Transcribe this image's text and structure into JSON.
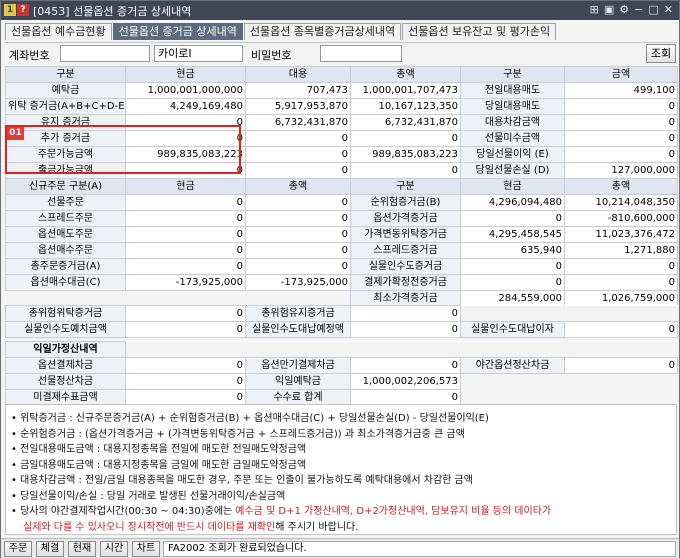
{
  "window": {
    "title": "[0453] 선물옵션 증거금 상세내역"
  },
  "tabs": [
    "선물옵션 예수금현황",
    "선물옵션 증거금 상세내역",
    "선물옵션 종목별증거금상세내역",
    "선물옵션 보유잔고 및 평가손익"
  ],
  "account": {
    "label": "계좌번호",
    "name": "카이로I",
    "pw_label": "비밀번호",
    "query": "조회"
  },
  "t1": {
    "headers": [
      "구분",
      "현금",
      "대용",
      "총액",
      "구분",
      "금액"
    ],
    "rows": [
      [
        "예탁금",
        "1,000,001,000,000",
        "707,473",
        "1,000,001,707,473",
        "전일대용매도",
        "499,100"
      ],
      [
        "위탁 증거금(A+B+C+D-E)",
        "4,249,169,480",
        "5,917,953,870",
        "10,167,123,350",
        "당일대용매도",
        "0"
      ],
      [
        "유지 증거금",
        "0",
        "6,732,431,870",
        "6,732,431,870",
        "대용차감금액",
        "0"
      ],
      [
        "추가 증거금",
        "0",
        "0",
        "0",
        "선물미수금액",
        "0"
      ],
      [
        "주문가능금액",
        "989,835,083,223",
        "0",
        "989,835,083,223",
        "당일선물이익 (E)",
        "0"
      ],
      [
        "출금가능금액",
        "0",
        "0",
        "0",
        "당일선물손실 (D)",
        "127,000,000"
      ]
    ],
    "badge": "01"
  },
  "t2": {
    "headers": [
      "신규주문 구분(A)",
      "현금",
      "총액",
      "구분",
      "현금",
      "총액"
    ],
    "rows": [
      [
        "선물주문",
        "0",
        "0",
        "순위험증거금(B)",
        "4,296,094,480",
        "10,214,048,350"
      ],
      [
        "스프레드주문",
        "0",
        "0",
        "옵션가격증거금",
        "0",
        "-810,600,000"
      ],
      [
        "옵션매도주문",
        "0",
        "0",
        "가격변동위탁증거금",
        "4,295,458,545",
        "11,023,376,472"
      ],
      [
        "옵션매수주문",
        "0",
        "0",
        "스프레드증거금",
        "635,940",
        "1,271,880"
      ],
      [
        "총주문증거금(A)",
        "0",
        "0",
        "실물인수도증거금",
        "0",
        "0"
      ],
      [
        "옵션매수대금(C)",
        "-173,925,000",
        "-173,925,000",
        "결제가확정전증거금",
        "0",
        "0"
      ],
      [
        "",
        "",
        "",
        "최소가격증거금",
        "284,559,000",
        "1,026,759,000"
      ]
    ]
  },
  "t3": {
    "rows": [
      [
        "총위험위탁증거금",
        "0",
        "총위험유지증거금",
        "0",
        "",
        ""
      ],
      [
        "실물인수도예치금액",
        "0",
        "실물인수도대납예정액",
        "0",
        "실물인수도대납이자",
        "0"
      ]
    ]
  },
  "t4": {
    "title": "익일가정산내역",
    "rows": [
      [
        "옵션결제차금",
        "0",
        "옵션만기결제차금",
        "0",
        "야간옵션정산차금",
        "0"
      ],
      [
        "선물정산차금",
        "0",
        "익일예탁금",
        "1,000,002,206,573",
        "",
        ""
      ],
      [
        "미결제수표금액",
        "0",
        "수수료 합계",
        "0",
        "",
        ""
      ]
    ]
  },
  "notes": [
    {
      "t": "위탁증거금 : 신규주문증거금(A) + 순위험증거금(B) + 옵션매수대금(C) + 당일선물손실(D) - 당일선물이익(E)"
    },
    {
      "t": "순위험증거금 : (옵션가격증거금 + (가격변동위탁증거금 + 스프레드증거금)) 과 최소가격증거금중 큰 금액"
    },
    {
      "t": "전일대용매도금액 : 대용지정종목을 전일에 매도한 전일매도약정금액"
    },
    {
      "t": "금일대용매도금액 : 대용지정종목을 금일에 매도한 금일매도약정금액"
    },
    {
      "t": "대용차감금액 : 전일/금일 대용종목을 매도한 경우, 주문 또는 인출이 불가능하도록 예탁대용에서 차감한 금액"
    },
    {
      "t": "당일선물이익/손실 : 당일 거래로 발생된 선물거래이익/손실금액"
    },
    {
      "t": "당사의 야간결제작업시간(00:30 ~ 04:30)중에는",
      "r": "예수금 및 D+1 가정산내역, D+2가정산내역, 담보유지 비율 등의 데이타가"
    },
    {
      "t": "",
      "r": "실제와 다를 수 있사오니 장시작전에 반드시 데이타를 재확인",
      "t2": "해 주시기 바랍니다."
    }
  ],
  "status": {
    "buttons": [
      "주문",
      "체결",
      "현재",
      "시간",
      "차트"
    ],
    "message": "FA2002 조회가 완료되었습니다."
  },
  "colors": {
    "title_bar": "#3f4756",
    "highlight": "#e02020",
    "header_cell": "#dfe6ef",
    "warn_text": "#d21e1e"
  }
}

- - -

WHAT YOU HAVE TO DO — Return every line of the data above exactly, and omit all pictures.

ANSWER TO THE EXERCISE —
Transcribe this image's text and structure into JSON.
{
  "window": {
    "title": "[0453] 선물옵션 증거금 상세내역"
  },
  "tabs": [
    "선물옵션 예수금현황",
    "선물옵션 증거금 상세내역",
    "선물옵션 종목별증거금상세내역",
    "선물옵션 보유잔고 및 평가손익"
  ],
  "account": {
    "label": "계좌번호",
    "name": "카이로I",
    "pw_label": "비밀번호",
    "query": "조회"
  },
  "t1": {
    "headers": [
      "구분",
      "현금",
      "대용",
      "총액",
      "구분",
      "금액"
    ],
    "rows": [
      [
        "예탁금",
        "1,000,001,000,000",
        "707,473",
        "1,000,001,707,473",
        "전일대용매도",
        "499,100"
      ],
      [
        "위탁 증거금(A+B+C+D-E)",
        "4,249,169,480",
        "5,917,953,870",
        "10,167,123,350",
        "당일대용매도",
        "0"
      ],
      [
        "유지 증거금",
        "0",
        "6,732,431,870",
        "6,732,431,870",
        "대용차감금액",
        "0"
      ],
      [
        "추가 증거금",
        "0",
        "0",
        "0",
        "선물미수금액",
        "0"
      ],
      [
        "주문가능금액",
        "989,835,083,223",
        "0",
        "989,835,083,223",
        "당일선물이익 (E)",
        "0"
      ],
      [
        "출금가능금액",
        "0",
        "0",
        "0",
        "당일선물손실 (D)",
        "127,000,000"
      ]
    ],
    "badge": "01"
  },
  "t2": {
    "headers": [
      "신규주문 구분(A)",
      "현금",
      "총액",
      "구분",
      "현금",
      "총액"
    ],
    "rows": [
      [
        "선물주문",
        "0",
        "0",
        "순위험증거금(B)",
        "4,296,094,480",
        "10,214,048,350"
      ],
      [
        "스프레드주문",
        "0",
        "0",
        "옵션가격증거금",
        "0",
        "-810,600,000"
      ],
      [
        "옵션매도주문",
        "0",
        "0",
        "가격변동위탁증거금",
        "4,295,458,545",
        "11,023,376,472"
      ],
      [
        "옵션매수주문",
        "0",
        "0",
        "스프레드증거금",
        "635,940",
        "1,271,880"
      ],
      [
        "총주문증거금(A)",
        "0",
        "0",
        "실물인수도증거금",
        "0",
        "0"
      ],
      [
        "옵션매수대금(C)",
        "-173,925,000",
        "-173,925,000",
        "결제가확정전증거금",
        "0",
        "0"
      ],
      [
        "",
        "",
        "",
        "최소가격증거금",
        "284,559,000",
        "1,026,759,000"
      ]
    ]
  },
  "t3": {
    "rows": [
      [
        "총위험위탁증거금",
        "0",
        "총위험유지증거금",
        "0",
        "",
        ""
      ],
      [
        "실물인수도예치금액",
        "0",
        "실물인수도대납예정액",
        "0",
        "실물인수도대납이자",
        "0"
      ]
    ]
  },
  "t4": {
    "title": "익일가정산내역",
    "rows": [
      [
        "옵션결제차금",
        "0",
        "옵션만기결제차금",
        "0",
        "야간옵션정산차금",
        "0"
      ],
      [
        "선물정산차금",
        "0",
        "익일예탁금",
        "1,000,002,206,573",
        "",
        ""
      ],
      [
        "미결제수표금액",
        "0",
        "수수료 합계",
        "0",
        "",
        ""
      ]
    ]
  },
  "notes": [
    {
      "t": "위탁증거금 : 신규주문증거금(A) + 순위험증거금(B) + 옵션매수대금(C) + 당일선물손실(D) - 당일선물이익(E)"
    },
    {
      "t": "순위험증거금 : (옵션가격증거금 + (가격변동위탁증거금 + 스프레드증거금)) 과 최소가격증거금중 큰 금액"
    },
    {
      "t": "전일대용매도금액 : 대용지정종목을 전일에 매도한 전일매도약정금액"
    },
    {
      "t": "금일대용매도금액 : 대용지정종목을 금일에 매도한 금일매도약정금액"
    },
    {
      "t": "대용차감금액 : 전일/금일 대용종목을 매도한 경우, 주문 또는 인출이 불가능하도록 예탁대용에서 차감한 금액"
    },
    {
      "t": "당일선물이익/손실 : 당일 거래로 발생된 선물거래이익/손실금액"
    },
    {
      "t": "당사의 야간결제작업시간(00:30 ~ 04:30)중에는",
      "r": "예수금 및 D+1 가정산내역, D+2가정산내역, 담보유지 비율 등의 데이타가"
    },
    {
      "t": "",
      "r": "실제와 다를 수 있사오니 장시작전에 반드시 데이타를 재확인",
      "t2": "해 주시기 바랍니다."
    }
  ],
  "status": {
    "buttons": [
      "주문",
      "체결",
      "현재",
      "시간",
      "차트"
    ],
    "message": "FA2002 조회가 완료되었습니다."
  },
  "colors": {
    "title_bar": "#3f4756",
    "highlight": "#e02020",
    "header_cell": "#dfe6ef",
    "warn_text": "#d21e1e"
  }
}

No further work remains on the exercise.